Volatile markets have made going public a tough option, but the region’s well-capitalized banks—which have full access to funding markets during the downturn—have been keen to put together funding for small or mid-sized deals. Bravida had net sales of 10.3 billion crowns ($1.49 billion) in 2010 and an operating profit of 621 million crowns. It employs 8,000 people and has offices in Sweden, Norway and Denmark.
Industry peers and potential buyers include players such as Imtech, a Dutch engineering group that owns Swedish installation services firm NVS, and French engineering group Spie. “They are definitely candidates,” a source said, though he added that there were also factors that spoke against the two.
Spie’s private equity owners could have difficulty getting financing while Imtech already has a sizeable presence in Sweden following recent acquisitions, the person said. Last year, Imtech bought Swedish electrical contracting and installation firm NEA, which employs 2,200 and had sales of 2.2 billion crowns in 2010.
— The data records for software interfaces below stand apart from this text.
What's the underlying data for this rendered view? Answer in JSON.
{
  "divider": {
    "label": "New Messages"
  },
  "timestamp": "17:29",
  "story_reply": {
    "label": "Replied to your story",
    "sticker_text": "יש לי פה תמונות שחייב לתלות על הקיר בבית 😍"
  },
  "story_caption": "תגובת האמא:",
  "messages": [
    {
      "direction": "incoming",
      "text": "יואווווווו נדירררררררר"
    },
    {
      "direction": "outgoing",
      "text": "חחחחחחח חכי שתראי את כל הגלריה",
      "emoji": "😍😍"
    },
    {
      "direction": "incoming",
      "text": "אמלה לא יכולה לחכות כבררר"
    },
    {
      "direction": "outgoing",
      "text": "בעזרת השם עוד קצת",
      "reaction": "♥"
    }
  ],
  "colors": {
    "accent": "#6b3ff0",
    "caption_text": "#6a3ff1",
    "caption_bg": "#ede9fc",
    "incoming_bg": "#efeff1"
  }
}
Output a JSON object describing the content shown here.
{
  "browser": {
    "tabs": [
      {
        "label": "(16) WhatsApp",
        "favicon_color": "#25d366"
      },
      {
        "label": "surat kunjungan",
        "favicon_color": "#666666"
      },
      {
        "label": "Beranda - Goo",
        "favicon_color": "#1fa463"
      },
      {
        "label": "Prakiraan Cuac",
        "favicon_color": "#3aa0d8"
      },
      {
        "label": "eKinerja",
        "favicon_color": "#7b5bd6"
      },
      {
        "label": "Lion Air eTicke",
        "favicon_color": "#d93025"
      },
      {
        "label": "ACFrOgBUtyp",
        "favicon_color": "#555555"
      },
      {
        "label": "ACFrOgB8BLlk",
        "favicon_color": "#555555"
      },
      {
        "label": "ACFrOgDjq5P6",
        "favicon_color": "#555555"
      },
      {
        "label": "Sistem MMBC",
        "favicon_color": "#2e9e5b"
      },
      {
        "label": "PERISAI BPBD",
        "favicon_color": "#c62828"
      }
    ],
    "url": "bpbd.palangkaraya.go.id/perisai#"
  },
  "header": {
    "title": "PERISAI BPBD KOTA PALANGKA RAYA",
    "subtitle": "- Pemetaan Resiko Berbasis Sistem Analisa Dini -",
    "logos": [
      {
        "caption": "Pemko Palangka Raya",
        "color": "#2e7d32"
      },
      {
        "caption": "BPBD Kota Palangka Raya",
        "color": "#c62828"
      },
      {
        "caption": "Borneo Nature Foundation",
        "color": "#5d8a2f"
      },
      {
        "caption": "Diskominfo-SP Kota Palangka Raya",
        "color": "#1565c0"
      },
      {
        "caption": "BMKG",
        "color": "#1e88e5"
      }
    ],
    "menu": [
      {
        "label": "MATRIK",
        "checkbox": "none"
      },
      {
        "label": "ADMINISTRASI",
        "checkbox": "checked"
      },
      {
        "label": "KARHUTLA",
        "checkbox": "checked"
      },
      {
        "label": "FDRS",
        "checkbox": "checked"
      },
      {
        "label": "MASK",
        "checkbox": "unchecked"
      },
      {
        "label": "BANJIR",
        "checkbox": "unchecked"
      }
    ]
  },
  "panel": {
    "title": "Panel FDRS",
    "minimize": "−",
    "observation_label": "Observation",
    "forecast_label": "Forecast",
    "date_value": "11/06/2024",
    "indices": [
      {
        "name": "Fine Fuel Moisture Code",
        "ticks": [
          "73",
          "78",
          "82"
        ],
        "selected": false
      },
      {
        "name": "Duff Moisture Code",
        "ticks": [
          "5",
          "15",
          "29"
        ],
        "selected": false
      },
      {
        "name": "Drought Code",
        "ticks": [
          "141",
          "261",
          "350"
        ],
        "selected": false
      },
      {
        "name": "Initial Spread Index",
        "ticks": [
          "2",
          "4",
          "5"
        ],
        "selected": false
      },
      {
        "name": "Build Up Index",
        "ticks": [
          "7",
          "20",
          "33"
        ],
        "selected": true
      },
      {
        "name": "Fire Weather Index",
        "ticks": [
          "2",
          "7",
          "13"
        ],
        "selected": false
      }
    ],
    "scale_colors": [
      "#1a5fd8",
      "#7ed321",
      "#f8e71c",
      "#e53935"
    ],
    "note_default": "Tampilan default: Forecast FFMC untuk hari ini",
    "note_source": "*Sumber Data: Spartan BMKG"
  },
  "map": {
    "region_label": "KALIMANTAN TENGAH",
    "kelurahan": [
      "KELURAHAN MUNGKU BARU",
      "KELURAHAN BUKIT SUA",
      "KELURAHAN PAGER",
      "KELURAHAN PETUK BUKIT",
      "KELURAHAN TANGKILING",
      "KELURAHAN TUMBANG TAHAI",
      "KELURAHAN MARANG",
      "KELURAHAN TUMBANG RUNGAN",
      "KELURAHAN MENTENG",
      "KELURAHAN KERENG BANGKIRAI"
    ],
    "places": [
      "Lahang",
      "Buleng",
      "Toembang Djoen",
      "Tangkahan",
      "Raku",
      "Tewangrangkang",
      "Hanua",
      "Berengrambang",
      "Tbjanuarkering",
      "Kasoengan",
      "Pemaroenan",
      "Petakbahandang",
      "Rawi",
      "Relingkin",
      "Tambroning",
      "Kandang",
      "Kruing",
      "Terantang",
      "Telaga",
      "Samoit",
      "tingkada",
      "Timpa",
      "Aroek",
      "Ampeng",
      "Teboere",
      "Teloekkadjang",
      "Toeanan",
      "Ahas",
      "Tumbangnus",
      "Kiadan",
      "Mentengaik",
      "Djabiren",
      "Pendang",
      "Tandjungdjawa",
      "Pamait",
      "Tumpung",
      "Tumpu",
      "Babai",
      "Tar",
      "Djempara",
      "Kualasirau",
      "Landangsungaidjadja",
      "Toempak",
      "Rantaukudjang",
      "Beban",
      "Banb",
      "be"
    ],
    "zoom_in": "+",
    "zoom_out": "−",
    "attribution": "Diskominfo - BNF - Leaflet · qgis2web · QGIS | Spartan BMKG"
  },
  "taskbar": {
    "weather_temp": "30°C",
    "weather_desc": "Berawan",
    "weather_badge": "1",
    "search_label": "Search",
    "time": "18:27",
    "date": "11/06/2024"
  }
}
Imtech has said it wants to grow substantially in the Nordic region. “The question is if they would want to do such a big acquisition,” said a source.
A person familiar with the matter said earlier this year that Spie’s owners wanted to take the company public in about three years after some planned bolt-on acquisitions in northern Europe.
Triton, which focuses on companies in the Nordics and in German-speaking parts of Europe, bought Bravida at the end of 2006 from Telenor and other principal shareholders after the Norwegian telecoms group decided to divest non-core activities. Bravida recently won its largest contract to date—installing social networking site Facebook’s new data center in the northern Swedish town of Lulea. It is Facebook’s first such site in Europe and will serve more than 800 million site users.
Triton also recently appointed Deutsche Bank as financial adviser for a sale of Swedish specialty steelmaker Ovako, sources have said.
Private equity returns plummeted in the wake of the credit crisis as firms took large hits on companies bought between 2005 and 2008, prompting fears that many could collapse under the weight of their debt. But recent data from Thomson Reuters has shown medium-sized deals in the $400 million to $1 billion range returned almost 25 percent in the 12 months to end June, outperforming European indexes.
Triton was not available for comment.
(Mia Shanley is a correspondent for Reuters in Stockholm; additional reporting by Sven Nordenstam.)